**EXERCISE BRIEF:** Even if a line seems odd, print it as it is, and include every record.
RECORDS SUPPLIED Block Start
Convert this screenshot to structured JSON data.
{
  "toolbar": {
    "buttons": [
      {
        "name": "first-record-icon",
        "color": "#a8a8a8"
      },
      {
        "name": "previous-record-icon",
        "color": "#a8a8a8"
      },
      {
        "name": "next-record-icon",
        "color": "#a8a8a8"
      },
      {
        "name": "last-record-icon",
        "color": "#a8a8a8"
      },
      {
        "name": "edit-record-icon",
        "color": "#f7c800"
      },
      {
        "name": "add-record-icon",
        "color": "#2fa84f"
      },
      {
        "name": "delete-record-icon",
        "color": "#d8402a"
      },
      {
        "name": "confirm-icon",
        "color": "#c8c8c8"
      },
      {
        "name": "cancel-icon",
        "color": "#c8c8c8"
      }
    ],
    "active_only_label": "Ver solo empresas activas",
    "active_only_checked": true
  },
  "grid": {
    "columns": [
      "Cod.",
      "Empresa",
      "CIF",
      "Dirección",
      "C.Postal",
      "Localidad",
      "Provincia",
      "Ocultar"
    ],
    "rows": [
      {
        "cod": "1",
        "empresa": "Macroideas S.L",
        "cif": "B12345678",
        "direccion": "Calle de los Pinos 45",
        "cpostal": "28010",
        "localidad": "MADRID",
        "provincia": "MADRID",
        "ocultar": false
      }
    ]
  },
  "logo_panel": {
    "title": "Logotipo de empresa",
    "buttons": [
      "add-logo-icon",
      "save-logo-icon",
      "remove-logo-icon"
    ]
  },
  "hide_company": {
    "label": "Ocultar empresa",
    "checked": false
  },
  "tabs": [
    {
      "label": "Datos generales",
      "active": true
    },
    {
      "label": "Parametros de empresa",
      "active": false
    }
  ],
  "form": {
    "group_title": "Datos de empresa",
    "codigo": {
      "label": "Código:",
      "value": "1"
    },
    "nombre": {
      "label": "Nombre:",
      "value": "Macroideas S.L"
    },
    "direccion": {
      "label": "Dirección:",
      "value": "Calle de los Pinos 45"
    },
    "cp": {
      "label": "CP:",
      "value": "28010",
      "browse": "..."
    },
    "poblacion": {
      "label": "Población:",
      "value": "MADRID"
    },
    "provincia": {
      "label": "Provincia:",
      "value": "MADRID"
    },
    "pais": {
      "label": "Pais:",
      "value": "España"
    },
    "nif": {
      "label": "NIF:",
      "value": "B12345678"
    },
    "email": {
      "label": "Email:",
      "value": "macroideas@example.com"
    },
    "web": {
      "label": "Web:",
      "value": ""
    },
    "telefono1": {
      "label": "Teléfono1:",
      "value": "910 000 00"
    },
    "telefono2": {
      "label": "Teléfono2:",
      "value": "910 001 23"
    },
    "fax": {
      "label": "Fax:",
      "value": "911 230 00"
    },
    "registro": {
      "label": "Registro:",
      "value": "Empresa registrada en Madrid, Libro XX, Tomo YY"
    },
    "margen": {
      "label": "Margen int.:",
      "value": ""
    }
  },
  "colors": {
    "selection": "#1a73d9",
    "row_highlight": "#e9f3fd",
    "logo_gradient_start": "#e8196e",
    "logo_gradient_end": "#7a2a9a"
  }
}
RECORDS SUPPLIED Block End
**YOUR SOLUTION:**
Convert this screenshot to structured JSON data.
{
  "toolbar": {
    "buttons": [
      {
        "name": "first-record-icon",
        "color": "#a8a8a8"
      },
      {
        "name": "previous-record-icon",
        "color": "#a8a8a8"
      },
      {
        "name": "next-record-icon",
        "color": "#a8a8a8"
      },
      {
        "name": "last-record-icon",
        "color": "#a8a8a8"
      },
      {
        "name": "edit-record-icon",
        "color": "#f7c800"
      },
      {
        "name": "add-record-icon",
        "color": "#2fa84f"
      },
      {
        "name": "delete-record-icon",
        "color": "#d8402a"
      },
      {
        "name": "confirm-icon",
        "color": "#c8c8c8"
      },
      {
        "name": "cancel-icon",
        "color": "#c8c8c8"
      }
    ],
    "active_only_label": "Ver solo empresas activas",
    "active_only_checked": true
  },
  "grid": {
    "columns": [
      "Cod.",
      "Empresa",
      "CIF",
      "Dirección",
      "C.Postal",
      "Localidad",
      "Provincia",
      "Ocultar"
    ],
    "rows": [
      {
        "cod": "1",
        "empresa": "Macroideas S.L",
        "cif": "B12345678",
        "direccion": "Calle de los Pinos 45",
        "cpostal": "28010",
        "localidad": "MADRID",
        "provincia": "MADRID",
        "ocultar": false
      }
    ]
  },
  "logo_panel": {
    "title": "Logotipo de empresa",
    "buttons": [
      "add-logo-icon",
      "save-logo-icon",
      "remove-logo-icon"
    ]
  },
  "hide_company": {
    "label": "Ocultar empresa",
    "checked": false
  },
  "tabs": [
    {
      "label": "Datos generales",
      "active": true
    },
    {
      "label": "Parametros de empresa",
      "active": false
    }
  ],
  "form": {
    "group_title": "Datos de empresa",
    "codigo": {
      "label": "Código:",
      "value": "1"
    },
    "nombre": {
      "label": "Nombre:",
      "value": "Macroideas S.L"
    },
    "direccion": {
      "label": "Dirección:",
      "value": "Calle de los Pinos 45"
    },
    "cp": {
      "label": "CP:",
      "value": "28010",
      "browse": "..."
    },
    "poblacion": {
      "label": "Población:",
      "value": "MADRID"
    },
    "provincia": {
      "label": "Provincia:",
      "value": "MADRID"
    },
    "pais": {
      "label": "Pais:",
      "value": "España"
    },
    "nif": {
      "label": "NIF:",
      "value": "B12345678"
    },
    "email": {
      "label": "Email:",
      "value": "macroideas@example.com"
    },
    "web": {
      "label": "Web:",
      "value": ""
    },
    "telefono1": {
      "label": "Teléfono1:",
      "value": "910 000 00"
    },
    "telefono2": {
      "label": "Teléfono2:",
      "value": "910 001 23"
    },
    "fax": {
      "label": "Fax:",
      "value": "911 230 00"
    },
    "registro": {
      "label": "Registro:",
      "value": "Empresa registrada en Madrid, Libro XX, Tomo YY"
    },
    "margen": {
      "label": "Margen int.:",
      "value": ""
    }
  },
  "colors": {
    "selection": "#1a73d9",
    "row_highlight": "#e9f3fd",
    "logo_gradient_start": "#e8196e",
    "logo_gradient_end": "#7a2a9a"
  }
}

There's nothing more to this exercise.